## Aim of the task
From the records below, output exactly the lines starting at the line with "Serialize everything readable" and ending at the line with "Give me the", both of them included, but no pictures.
::: Material for this task
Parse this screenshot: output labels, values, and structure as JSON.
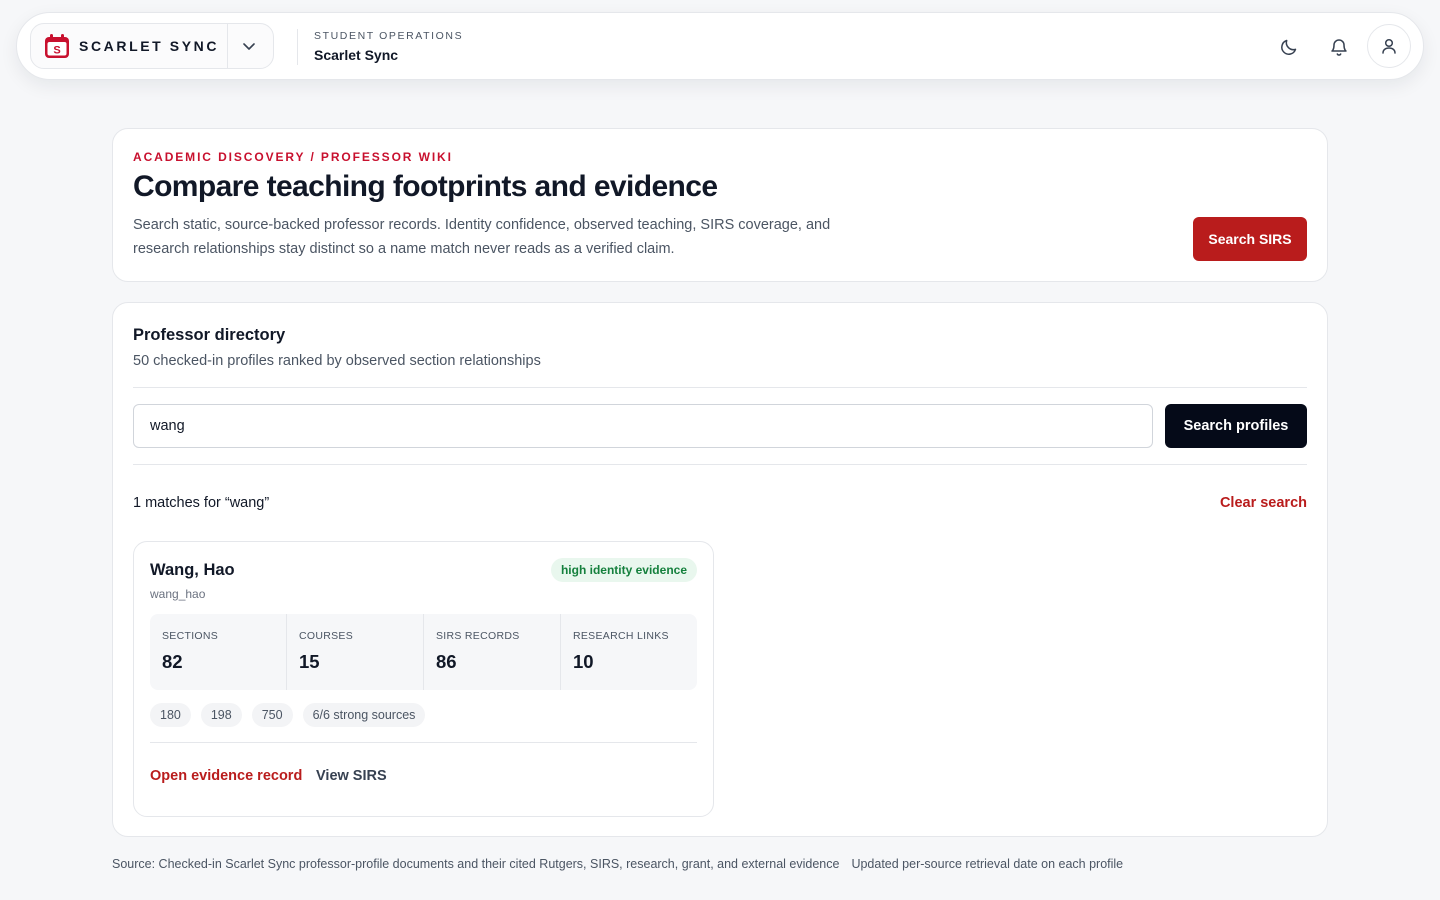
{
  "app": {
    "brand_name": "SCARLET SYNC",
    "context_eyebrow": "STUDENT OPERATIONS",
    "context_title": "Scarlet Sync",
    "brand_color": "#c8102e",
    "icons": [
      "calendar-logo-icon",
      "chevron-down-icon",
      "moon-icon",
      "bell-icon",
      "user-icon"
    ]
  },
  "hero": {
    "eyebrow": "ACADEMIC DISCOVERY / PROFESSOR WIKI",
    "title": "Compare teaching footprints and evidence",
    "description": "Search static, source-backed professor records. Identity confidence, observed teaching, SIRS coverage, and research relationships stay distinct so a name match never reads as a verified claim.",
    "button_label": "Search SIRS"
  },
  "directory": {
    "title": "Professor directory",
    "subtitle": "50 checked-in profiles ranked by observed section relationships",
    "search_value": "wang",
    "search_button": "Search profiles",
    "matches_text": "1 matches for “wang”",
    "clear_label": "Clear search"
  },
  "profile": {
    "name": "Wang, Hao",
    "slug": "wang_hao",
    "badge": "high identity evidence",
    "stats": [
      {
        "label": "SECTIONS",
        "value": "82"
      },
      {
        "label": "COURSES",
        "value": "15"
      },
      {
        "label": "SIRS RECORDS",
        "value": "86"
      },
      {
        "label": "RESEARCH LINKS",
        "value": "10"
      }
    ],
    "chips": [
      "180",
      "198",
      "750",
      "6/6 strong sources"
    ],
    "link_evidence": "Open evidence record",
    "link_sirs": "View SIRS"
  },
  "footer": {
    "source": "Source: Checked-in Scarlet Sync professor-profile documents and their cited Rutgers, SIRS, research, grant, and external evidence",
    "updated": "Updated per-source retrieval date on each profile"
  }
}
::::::
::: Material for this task
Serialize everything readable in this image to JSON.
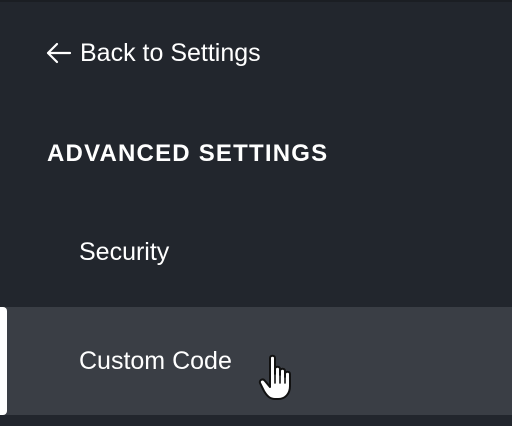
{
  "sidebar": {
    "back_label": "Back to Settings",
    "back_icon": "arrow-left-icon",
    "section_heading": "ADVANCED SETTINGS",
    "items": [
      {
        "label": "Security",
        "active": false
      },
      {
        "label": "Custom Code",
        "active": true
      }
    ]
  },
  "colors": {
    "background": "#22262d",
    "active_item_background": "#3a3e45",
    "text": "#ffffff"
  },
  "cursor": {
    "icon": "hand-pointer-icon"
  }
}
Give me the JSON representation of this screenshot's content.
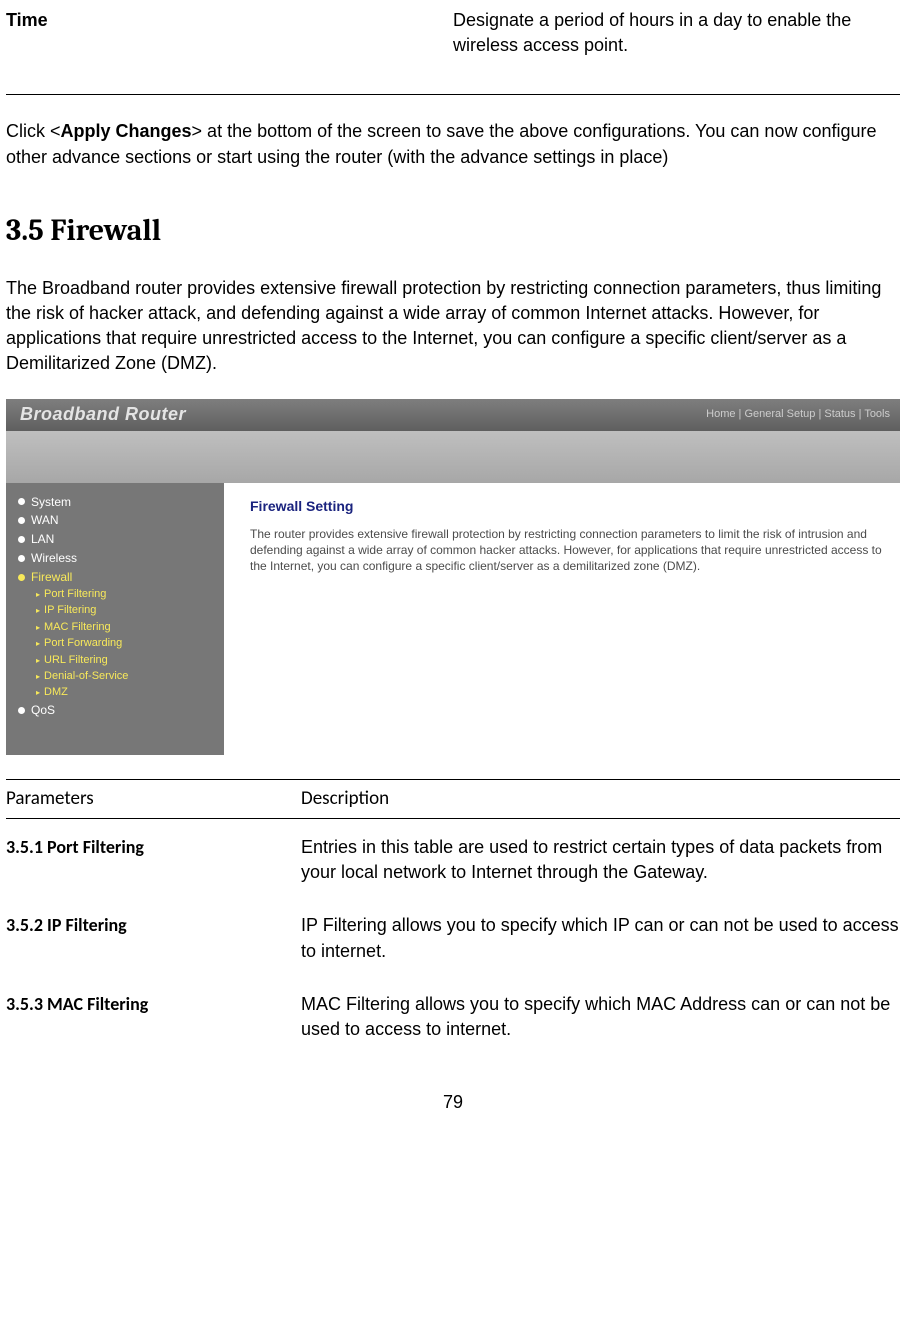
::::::
## Finished exercise
Serialize everything readable in this image to JSON.
{
  "sidebar": {
    "back_label": "Back to Settings",
    "back_icon": "arrow-left-icon",
    "section_heading": "ADVANCED SETTINGS",
    "items": [
      {
        "label": "Security",
        "active": false
      },
      {
        "label": "Custom Code",
        "active": true
      }
    ]
  },
  "colors": {
    "background": "#22262d",
    "active_item_background": "#3a3e45",
    "text": "#ffffff"
  },
  "cursor": {
    "icon": "hand-pointer-icon"
  }
}
Give me the JSON representation of this screenshot's content.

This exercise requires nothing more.